▶ ASSIGNMENT:
Give back the full listing, character for character, with no pictures.

▶ DATA FOR THE TASK:
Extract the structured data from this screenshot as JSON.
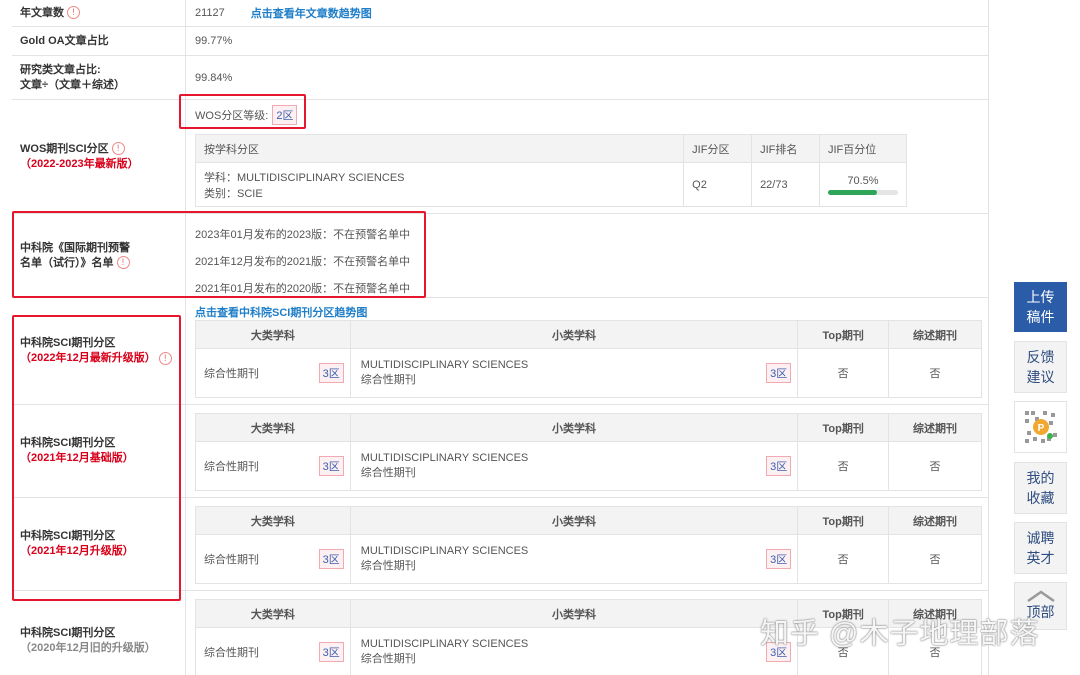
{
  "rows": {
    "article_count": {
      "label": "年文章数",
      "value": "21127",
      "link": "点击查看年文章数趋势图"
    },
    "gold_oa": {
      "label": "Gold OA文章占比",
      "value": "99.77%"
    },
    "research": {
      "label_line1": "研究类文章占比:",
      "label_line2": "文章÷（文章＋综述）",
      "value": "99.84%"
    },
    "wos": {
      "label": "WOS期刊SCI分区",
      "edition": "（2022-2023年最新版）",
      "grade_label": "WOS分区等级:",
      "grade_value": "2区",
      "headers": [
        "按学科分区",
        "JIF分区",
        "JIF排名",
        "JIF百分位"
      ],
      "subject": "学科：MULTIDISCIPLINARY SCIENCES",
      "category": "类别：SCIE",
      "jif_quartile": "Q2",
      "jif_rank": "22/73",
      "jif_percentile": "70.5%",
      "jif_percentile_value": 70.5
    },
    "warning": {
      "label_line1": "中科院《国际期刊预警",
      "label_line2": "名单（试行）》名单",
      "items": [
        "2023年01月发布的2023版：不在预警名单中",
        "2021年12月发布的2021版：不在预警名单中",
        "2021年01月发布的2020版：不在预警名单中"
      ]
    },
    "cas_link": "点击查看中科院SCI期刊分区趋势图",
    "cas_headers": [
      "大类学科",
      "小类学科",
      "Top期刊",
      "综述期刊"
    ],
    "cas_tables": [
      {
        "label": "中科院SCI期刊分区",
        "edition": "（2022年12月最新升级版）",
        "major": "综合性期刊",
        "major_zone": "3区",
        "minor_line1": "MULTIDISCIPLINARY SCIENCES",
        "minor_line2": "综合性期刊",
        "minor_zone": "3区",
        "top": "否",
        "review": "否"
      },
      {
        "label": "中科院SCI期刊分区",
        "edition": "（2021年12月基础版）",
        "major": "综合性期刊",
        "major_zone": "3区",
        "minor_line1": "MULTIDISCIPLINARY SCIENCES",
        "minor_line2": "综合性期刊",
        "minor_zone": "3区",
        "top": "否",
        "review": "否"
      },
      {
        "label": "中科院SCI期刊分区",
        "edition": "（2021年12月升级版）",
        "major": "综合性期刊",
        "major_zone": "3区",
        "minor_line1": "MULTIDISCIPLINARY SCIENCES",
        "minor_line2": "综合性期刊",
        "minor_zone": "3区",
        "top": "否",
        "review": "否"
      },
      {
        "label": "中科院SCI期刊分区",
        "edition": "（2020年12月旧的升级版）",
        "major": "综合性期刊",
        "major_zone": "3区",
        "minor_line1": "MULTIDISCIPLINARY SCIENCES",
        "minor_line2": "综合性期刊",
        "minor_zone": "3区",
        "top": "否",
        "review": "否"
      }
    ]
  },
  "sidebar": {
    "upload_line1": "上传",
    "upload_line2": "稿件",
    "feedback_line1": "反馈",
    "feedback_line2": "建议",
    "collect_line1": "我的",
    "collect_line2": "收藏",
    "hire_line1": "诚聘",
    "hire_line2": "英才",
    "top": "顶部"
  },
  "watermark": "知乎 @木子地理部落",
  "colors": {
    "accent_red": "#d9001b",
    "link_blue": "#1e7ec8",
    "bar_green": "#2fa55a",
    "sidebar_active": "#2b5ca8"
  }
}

▶ YOUR SOLUTION:
Extract the structured data from this screenshot as JSON.
{
  "rows": {
    "article_count": {
      "label": "年文章数",
      "value": "21127",
      "link": "点击查看年文章数趋势图"
    },
    "gold_oa": {
      "label": "Gold OA文章占比",
      "value": "99.77%"
    },
    "research": {
      "label_line1": "研究类文章占比:",
      "label_line2": "文章÷（文章＋综述）",
      "value": "99.84%"
    },
    "wos": {
      "label": "WOS期刊SCI分区",
      "edition": "（2022-2023年最新版）",
      "grade_label": "WOS分区等级:",
      "grade_value": "2区",
      "headers": [
        "按学科分区",
        "JIF分区",
        "JIF排名",
        "JIF百分位"
      ],
      "subject": "学科：MULTIDISCIPLINARY SCIENCES",
      "category": "类别：SCIE",
      "jif_quartile": "Q2",
      "jif_rank": "22/73",
      "jif_percentile": "70.5%",
      "jif_percentile_value": 70.5
    },
    "warning": {
      "label_line1": "中科院《国际期刊预警",
      "label_line2": "名单（试行）》名单",
      "items": [
        "2023年01月发布的2023版：不在预警名单中",
        "2021年12月发布的2021版：不在预警名单中",
        "2021年01月发布的2020版：不在预警名单中"
      ]
    },
    "cas_link": "点击查看中科院SCI期刊分区趋势图",
    "cas_headers": [
      "大类学科",
      "小类学科",
      "Top期刊",
      "综述期刊"
    ],
    "cas_tables": [
      {
        "label": "中科院SCI期刊分区",
        "edition": "（2022年12月最新升级版）",
        "major": "综合性期刊",
        "major_zone": "3区",
        "minor_line1": "MULTIDISCIPLINARY SCIENCES",
        "minor_line2": "综合性期刊",
        "minor_zone": "3区",
        "top": "否",
        "review": "否"
      },
      {
        "label": "中科院SCI期刊分区",
        "edition": "（2021年12月基础版）",
        "major": "综合性期刊",
        "major_zone": "3区",
        "minor_line1": "MULTIDISCIPLINARY SCIENCES",
        "minor_line2": "综合性期刊",
        "minor_zone": "3区",
        "top": "否",
        "review": "否"
      },
      {
        "label": "中科院SCI期刊分区",
        "edition": "（2021年12月升级版）",
        "major": "综合性期刊",
        "major_zone": "3区",
        "minor_line1": "MULTIDISCIPLINARY SCIENCES",
        "minor_line2": "综合性期刊",
        "minor_zone": "3区",
        "top": "否",
        "review": "否"
      },
      {
        "label": "中科院SCI期刊分区",
        "edition": "（2020年12月旧的升级版）",
        "major": "综合性期刊",
        "major_zone": "3区",
        "minor_line1": "MULTIDISCIPLINARY SCIENCES",
        "minor_line2": "综合性期刊",
        "minor_zone": "3区",
        "top": "否",
        "review": "否"
      }
    ]
  },
  "sidebar": {
    "upload_line1": "上传",
    "upload_line2": "稿件",
    "feedback_line1": "反馈",
    "feedback_line2": "建议",
    "collect_line1": "我的",
    "collect_line2": "收藏",
    "hire_line1": "诚聘",
    "hire_line2": "英才",
    "top": "顶部"
  },
  "watermark": "知乎 @木子地理部落",
  "colors": {
    "accent_red": "#d9001b",
    "link_blue": "#1e7ec8",
    "bar_green": "#2fa55a",
    "sidebar_active": "#2b5ca8"
  }
}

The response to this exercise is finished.